Based on responses from more than 400 institutional investors and family offices, the latest Context Allocator Trends Report reveals that 70% of respondents plan to increase their allocations to alternatives in 2018, while 29% plan to maintain their current allocations.
This finding was largely driven by 69% of survey respondents who predict that traditional equities and fixed income markets will underperform in 2018 compared to 2017, suggesting that the market cycle may be coming to an end, the report notes. To prepare for a potential downturn, nearly 60% of investors apparently are taking steps to reduce or hedge directional market exposure in equity or credit markets.
Meanwhile, opinions regarding allocations to less liquid strategies was split, with 53% of respondents saying they will employ less liquid strategies in 2018, while 47% will not. Yet, allocators also seemed willing to change their less liquid allocations, with co-investment (20%) and private credit (18%) cited as the two sectors expecting to experience the largest shift in allocations, Context noted.
The report further notes that high-tech strategies, such as quantitative and algorithmic smart beta have also taken hold, with 30% of respondents saying they had replaced some of their hedge fund exposure with one of these strategies.

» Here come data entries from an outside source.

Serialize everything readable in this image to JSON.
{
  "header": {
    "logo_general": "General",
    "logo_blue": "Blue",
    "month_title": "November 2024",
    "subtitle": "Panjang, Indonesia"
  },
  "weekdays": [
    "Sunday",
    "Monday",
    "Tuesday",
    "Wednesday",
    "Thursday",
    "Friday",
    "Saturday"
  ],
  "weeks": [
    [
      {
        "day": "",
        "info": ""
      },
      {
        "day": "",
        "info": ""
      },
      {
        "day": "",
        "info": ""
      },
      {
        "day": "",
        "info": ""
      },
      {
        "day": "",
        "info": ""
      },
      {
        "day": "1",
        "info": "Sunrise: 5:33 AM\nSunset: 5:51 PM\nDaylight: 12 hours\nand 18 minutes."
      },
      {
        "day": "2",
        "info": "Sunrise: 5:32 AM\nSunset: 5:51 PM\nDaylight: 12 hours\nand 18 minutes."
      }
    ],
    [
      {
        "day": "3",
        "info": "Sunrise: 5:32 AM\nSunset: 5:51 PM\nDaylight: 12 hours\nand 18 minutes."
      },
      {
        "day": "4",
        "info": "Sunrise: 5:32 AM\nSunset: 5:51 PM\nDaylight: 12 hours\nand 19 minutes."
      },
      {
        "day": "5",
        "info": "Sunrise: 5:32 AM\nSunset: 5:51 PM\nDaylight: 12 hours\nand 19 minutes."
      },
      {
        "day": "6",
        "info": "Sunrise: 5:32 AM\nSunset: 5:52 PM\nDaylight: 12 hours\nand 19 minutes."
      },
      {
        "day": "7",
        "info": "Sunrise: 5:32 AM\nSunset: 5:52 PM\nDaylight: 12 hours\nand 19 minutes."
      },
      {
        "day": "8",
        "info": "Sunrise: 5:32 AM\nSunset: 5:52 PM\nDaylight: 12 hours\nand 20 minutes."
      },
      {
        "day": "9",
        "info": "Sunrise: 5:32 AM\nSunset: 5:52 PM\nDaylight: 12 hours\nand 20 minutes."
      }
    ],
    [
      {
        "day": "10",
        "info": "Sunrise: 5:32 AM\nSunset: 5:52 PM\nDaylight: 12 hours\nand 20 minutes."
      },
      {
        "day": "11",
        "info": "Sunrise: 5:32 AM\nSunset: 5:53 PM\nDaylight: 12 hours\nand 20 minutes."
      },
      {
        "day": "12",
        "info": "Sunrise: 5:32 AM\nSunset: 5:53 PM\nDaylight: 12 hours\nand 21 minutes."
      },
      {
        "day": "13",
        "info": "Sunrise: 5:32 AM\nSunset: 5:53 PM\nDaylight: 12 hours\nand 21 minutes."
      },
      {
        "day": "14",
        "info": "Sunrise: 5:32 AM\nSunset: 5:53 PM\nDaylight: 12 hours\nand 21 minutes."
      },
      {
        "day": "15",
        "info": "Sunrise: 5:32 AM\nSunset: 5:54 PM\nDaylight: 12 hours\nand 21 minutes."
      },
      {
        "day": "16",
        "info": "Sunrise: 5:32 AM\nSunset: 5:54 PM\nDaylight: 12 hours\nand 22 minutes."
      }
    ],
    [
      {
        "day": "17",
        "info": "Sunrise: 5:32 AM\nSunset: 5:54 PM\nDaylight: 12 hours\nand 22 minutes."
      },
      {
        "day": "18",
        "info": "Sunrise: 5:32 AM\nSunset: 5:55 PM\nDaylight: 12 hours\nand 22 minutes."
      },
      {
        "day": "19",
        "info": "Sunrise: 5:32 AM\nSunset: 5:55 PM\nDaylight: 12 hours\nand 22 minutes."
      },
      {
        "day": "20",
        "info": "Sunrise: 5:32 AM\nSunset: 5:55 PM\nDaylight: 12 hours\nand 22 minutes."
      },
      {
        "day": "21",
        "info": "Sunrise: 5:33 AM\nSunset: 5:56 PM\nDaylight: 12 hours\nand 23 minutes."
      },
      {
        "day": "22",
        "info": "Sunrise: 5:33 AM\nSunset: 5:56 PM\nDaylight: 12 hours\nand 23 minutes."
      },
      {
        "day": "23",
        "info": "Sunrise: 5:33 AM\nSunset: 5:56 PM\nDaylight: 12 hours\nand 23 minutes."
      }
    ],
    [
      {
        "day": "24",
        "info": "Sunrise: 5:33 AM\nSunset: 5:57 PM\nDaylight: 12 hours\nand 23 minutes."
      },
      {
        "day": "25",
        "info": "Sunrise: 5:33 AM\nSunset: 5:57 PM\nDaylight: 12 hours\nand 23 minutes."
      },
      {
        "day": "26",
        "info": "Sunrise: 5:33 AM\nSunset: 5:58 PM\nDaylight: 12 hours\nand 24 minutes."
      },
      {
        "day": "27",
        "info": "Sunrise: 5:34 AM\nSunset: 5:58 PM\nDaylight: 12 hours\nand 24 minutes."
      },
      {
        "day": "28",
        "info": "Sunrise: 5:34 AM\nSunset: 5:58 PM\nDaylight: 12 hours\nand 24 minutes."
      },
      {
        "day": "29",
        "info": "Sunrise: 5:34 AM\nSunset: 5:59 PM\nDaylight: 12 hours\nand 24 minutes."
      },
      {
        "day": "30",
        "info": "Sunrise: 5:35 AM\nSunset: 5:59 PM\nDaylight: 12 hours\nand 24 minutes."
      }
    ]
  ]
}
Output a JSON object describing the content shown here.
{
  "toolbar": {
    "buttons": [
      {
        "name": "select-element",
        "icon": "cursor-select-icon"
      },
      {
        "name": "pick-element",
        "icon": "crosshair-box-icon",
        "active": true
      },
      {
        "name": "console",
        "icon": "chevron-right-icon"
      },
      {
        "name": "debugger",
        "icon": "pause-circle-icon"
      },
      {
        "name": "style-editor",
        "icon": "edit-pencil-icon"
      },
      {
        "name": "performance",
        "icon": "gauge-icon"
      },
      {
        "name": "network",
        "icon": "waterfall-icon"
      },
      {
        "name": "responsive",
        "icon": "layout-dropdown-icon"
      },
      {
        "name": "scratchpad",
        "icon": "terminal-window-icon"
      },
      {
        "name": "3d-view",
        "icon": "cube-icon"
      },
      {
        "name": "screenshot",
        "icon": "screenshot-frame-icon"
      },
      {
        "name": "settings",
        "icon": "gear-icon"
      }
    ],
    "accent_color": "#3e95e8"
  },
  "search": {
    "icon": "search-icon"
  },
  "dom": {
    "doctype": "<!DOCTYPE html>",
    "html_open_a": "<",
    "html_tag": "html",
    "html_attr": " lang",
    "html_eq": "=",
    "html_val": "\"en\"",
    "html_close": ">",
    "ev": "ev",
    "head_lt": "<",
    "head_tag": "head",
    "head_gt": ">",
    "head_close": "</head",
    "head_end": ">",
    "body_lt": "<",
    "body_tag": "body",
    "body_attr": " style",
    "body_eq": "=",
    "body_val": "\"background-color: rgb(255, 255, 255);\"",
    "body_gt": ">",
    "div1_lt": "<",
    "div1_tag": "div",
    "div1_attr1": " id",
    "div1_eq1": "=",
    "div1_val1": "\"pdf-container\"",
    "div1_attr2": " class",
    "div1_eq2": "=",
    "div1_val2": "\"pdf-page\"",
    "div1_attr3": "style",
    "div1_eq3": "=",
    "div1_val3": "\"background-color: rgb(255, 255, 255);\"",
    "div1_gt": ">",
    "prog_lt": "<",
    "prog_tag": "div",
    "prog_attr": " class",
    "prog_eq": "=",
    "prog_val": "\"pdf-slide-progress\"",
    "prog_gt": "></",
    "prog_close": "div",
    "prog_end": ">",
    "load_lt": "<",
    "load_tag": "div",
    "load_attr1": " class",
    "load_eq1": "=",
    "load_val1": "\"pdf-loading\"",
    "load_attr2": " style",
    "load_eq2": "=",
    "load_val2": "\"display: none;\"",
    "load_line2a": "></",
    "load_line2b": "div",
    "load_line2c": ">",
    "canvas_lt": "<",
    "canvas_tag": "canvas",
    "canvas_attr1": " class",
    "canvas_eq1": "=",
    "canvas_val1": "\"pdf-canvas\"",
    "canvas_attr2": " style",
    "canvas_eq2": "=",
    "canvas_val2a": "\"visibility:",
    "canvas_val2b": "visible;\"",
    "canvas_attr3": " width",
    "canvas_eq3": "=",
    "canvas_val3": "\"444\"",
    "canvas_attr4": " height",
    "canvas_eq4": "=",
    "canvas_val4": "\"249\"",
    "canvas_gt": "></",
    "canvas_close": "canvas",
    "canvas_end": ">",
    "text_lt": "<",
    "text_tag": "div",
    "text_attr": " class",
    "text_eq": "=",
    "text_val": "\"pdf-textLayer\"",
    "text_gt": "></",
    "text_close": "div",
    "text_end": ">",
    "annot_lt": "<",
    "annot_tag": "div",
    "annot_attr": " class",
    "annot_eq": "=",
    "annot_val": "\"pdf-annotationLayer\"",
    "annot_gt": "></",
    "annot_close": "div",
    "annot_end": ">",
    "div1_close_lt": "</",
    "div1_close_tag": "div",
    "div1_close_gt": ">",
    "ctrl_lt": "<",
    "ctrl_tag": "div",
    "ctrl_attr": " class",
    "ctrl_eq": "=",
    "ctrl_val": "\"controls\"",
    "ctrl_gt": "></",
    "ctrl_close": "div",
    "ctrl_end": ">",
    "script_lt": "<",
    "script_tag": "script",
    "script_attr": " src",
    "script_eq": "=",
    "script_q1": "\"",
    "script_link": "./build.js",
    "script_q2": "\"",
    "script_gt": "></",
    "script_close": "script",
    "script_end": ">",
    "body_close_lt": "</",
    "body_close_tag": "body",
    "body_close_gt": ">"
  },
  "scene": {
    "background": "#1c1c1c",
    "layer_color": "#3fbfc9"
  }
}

“This survey was conducted immediately prior to a 10% drop in equities prices and a spike in market volatility, so it’s prescient that many institutional allocators were already planning significant allocations to alternative investment strategies,” notes Ron Biscardi, co-founder and CEO of Context Capital Partners, an alternative investment specialist firm. Biscardi says he believes “demand for alternatives will continue as market participants adjust to the uncertainty ahead.”
ESG on the Move
Investors looking for strategies that offer the potential for a differentiated return stream apparently are also increasingly turning to ESG strategies, the report notes.
While most allocators (63%) do not yet view ESG factors as a significant part of their overall investment philosophy, slightly more than half of those polled (51%) believe they will increase their allocations towards ESG or impact-related funds in 2018.
The report further observes that increased demand for ESG products, especially among younger investors was “well-documented in 2017” and is likely to carry over into 2018.
Not surprisingly, skepticism surrounding the long-term investment merits of cryptocurrencies remains. According to the findings, just 11% are looking to add cryptocurrencies to their investment portfolios, while 71% of allocators have no plans to invest in crypto-related funds and 18% are still undecided. At the same time, many remain perplexed about the viability of crypto as an asset class, with 27% calling it a fraud, 27% calling it legitimate and the remaining 47% saying they “don't know.”
The annual allocator survey was conducted at Context Summits Miami 2018 from Jan. 31-Feb. 2. Data is based on responses from more than 400 institutional allocators, including family offices, funds of funds, investment consultants, foundations and endowments, sovereign wealth funds and pension funds.
What’s Your Take?
Some reports suggest that DC plans may want to consider incorporating alternative investment strategies into their investment lineup, perhaps as a stand-alone option with a cap on the percentage allocation or as part of a multi-asset strategy, such as through target date funds or other multi-asset funds. We’d like to hear your thoughts on this. Do you believe alternative investments – such as commodities, real estate, hedge funds and private equity – are viable in a DC plan environment? Share your take in the comment box below.